I'd never heard of GF then. I did make nights different from days - quiet, minimal lighting, no music or chatting - but dd did the rest. Not sure what my point is really. Maybe GF made all the difference in your case, but coincidence could also explain it. Most babies take 4-6 weeks to get the hang of night/day.
sueanna · 13/01/2003 19:11
eemie - you could be right....I'm just a little reluctant to change my current routine and let her do as she pleases incase it starts all over again.
I've only managed to get my dd to sleep the 7-10pm slot twice so far... seems like a common problem, and she doesn't know whether she wants to be awake or not. Any ideas? Today I reduced her morning nap to see if that made a difference, and tonight she's a bit of a nightmare...hmmm!
Crunchie · 14/01/2003 09:29
Sam29. I think as a first time mum GF seems daunting, but if you are totally unsure on everything from how much to feed and how much sleep they need then GF can give you those basics. I didn't use GF as my first baby was in hospital for many weeks and she had a strict routine when she came home that we just followed. Feeding every four hours was the most important thing, even if I had to wake her (which I didn't often). However becasue of this ingrained routine when No2 came along I had no idea how o cope, so read GF and a lot made sense - I think she is one of the only people that explains if a baby hasn't had enough sleep in the day, they won't sleep well at night. This remains so true with my nearly 2 year old who dropped her nap, and then we got her to take it back again. I had no idea that if they don't sleep well in the day, they will be over tired and won't sleep better/longer at night, so I credit GF for explaining that. The whole rigid routine thing, not for me. But an evening routine, now that made real sense and it meant my babies (well one 2 yr old at the time) were both in bed by 7 ish, I could relax until I went to bed, do one last 10.30ish feed and only get one wake in the night very quickly.

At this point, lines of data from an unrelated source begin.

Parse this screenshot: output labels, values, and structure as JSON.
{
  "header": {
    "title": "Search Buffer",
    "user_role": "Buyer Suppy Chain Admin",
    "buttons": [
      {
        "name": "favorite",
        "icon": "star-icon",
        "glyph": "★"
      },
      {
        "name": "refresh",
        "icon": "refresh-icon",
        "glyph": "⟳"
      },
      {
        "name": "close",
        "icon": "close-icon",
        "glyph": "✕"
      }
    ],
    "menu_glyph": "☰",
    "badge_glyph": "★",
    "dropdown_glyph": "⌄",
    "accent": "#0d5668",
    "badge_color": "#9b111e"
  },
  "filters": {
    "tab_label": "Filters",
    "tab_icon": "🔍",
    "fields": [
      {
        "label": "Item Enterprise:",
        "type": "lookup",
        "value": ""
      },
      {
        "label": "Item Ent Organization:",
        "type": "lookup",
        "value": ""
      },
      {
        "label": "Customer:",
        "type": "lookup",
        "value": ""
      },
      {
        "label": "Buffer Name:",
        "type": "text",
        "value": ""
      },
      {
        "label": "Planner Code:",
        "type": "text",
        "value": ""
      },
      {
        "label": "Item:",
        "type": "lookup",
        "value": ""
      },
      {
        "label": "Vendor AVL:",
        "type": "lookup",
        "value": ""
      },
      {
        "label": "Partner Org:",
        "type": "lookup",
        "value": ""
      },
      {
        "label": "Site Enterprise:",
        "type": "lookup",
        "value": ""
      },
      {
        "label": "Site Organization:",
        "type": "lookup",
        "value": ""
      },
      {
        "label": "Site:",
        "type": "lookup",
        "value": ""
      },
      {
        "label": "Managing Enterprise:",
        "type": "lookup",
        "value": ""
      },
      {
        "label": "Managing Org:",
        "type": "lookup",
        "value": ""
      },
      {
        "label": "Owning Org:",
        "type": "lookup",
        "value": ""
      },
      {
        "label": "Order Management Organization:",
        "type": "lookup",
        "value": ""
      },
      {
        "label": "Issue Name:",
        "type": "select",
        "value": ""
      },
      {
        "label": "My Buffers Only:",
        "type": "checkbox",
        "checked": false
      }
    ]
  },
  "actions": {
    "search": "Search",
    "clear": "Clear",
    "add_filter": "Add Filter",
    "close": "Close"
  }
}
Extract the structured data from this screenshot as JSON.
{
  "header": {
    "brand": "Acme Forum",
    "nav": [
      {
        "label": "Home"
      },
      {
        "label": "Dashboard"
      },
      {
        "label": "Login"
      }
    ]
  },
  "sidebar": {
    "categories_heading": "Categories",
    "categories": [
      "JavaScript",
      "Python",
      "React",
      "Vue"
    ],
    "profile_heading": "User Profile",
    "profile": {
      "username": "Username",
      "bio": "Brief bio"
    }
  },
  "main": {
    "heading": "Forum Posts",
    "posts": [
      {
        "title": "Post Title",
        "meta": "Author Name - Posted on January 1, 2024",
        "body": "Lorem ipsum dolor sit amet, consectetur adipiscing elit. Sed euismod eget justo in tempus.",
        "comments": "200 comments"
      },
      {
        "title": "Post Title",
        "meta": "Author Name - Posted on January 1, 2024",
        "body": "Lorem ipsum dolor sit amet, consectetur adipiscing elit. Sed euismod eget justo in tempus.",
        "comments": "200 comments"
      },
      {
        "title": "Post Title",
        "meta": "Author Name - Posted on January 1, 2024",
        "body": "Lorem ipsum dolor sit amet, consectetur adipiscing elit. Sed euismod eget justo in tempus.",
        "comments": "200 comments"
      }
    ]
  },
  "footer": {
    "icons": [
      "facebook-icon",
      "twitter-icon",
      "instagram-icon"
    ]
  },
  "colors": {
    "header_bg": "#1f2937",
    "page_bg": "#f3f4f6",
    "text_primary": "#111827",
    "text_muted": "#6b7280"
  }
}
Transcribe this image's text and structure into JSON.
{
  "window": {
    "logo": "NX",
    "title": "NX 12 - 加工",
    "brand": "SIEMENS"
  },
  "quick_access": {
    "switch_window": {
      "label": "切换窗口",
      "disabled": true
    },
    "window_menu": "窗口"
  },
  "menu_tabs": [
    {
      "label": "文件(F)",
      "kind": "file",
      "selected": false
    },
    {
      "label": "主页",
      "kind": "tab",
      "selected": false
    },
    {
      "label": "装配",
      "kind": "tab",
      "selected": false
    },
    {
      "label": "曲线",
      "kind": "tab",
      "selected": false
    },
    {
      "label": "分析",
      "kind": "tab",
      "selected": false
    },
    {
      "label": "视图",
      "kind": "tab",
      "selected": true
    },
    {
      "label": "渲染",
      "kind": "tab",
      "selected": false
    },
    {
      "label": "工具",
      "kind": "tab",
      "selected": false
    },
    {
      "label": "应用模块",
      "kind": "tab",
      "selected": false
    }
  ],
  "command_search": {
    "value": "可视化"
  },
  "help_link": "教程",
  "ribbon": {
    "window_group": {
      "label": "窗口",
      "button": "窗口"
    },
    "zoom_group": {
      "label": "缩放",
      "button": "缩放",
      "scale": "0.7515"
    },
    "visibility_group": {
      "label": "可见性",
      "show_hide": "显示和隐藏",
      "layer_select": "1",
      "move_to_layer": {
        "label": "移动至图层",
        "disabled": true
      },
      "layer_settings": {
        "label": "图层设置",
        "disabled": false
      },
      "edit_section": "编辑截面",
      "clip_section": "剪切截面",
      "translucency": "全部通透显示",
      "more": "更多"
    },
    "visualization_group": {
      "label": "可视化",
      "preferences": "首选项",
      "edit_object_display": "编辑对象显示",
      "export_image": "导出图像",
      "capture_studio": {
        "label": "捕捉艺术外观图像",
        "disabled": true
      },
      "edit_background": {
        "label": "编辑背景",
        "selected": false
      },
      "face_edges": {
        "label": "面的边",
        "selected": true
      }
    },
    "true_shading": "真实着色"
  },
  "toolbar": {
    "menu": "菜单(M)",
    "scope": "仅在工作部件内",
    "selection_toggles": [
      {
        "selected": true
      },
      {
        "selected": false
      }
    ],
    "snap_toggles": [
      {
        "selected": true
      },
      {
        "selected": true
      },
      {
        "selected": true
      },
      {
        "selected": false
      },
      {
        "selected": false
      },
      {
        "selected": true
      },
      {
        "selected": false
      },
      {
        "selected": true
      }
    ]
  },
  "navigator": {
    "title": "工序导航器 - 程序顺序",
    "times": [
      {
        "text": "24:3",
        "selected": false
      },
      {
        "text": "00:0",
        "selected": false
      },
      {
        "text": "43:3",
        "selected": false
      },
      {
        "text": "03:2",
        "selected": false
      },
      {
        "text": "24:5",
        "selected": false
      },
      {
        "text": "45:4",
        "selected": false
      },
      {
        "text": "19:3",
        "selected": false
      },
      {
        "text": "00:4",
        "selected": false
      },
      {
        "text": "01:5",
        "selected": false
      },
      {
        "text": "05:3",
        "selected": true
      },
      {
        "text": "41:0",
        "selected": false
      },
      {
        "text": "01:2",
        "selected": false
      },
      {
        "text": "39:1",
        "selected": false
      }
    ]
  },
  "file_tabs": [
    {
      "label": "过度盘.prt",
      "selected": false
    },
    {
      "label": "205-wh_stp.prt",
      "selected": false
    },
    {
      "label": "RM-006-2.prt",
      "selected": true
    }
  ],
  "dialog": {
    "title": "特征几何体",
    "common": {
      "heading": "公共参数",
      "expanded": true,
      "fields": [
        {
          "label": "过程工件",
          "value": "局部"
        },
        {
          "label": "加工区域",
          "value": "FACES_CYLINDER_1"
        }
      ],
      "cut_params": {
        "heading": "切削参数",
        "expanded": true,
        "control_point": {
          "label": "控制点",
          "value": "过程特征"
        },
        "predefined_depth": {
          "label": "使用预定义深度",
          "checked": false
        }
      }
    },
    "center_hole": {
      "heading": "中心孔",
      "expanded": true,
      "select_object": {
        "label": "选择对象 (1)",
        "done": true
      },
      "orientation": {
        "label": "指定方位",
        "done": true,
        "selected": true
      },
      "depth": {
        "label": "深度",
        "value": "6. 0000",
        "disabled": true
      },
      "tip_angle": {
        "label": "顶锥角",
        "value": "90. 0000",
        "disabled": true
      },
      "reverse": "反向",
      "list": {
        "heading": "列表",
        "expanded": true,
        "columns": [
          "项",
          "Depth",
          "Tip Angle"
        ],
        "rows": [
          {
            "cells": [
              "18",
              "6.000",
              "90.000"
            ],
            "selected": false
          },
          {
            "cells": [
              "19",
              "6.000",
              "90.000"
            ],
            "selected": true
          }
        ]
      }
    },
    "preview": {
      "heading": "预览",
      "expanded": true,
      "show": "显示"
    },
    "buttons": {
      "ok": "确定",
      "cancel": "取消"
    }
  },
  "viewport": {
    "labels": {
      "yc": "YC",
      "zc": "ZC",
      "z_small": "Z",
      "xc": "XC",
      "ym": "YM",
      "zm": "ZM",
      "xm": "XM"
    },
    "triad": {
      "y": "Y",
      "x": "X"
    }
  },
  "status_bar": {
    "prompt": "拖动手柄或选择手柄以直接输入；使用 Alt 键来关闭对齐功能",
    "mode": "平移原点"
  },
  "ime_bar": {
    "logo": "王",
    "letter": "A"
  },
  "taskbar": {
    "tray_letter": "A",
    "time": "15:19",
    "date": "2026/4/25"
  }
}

I found like everyone that flexibility was key, and yes I know she doesn't say that in the book, but it is very good for basics for a first time mum, to give an indication of routine. I would say go for it, but be relaxed
To comment on this thread you need to create a Mumsnet account.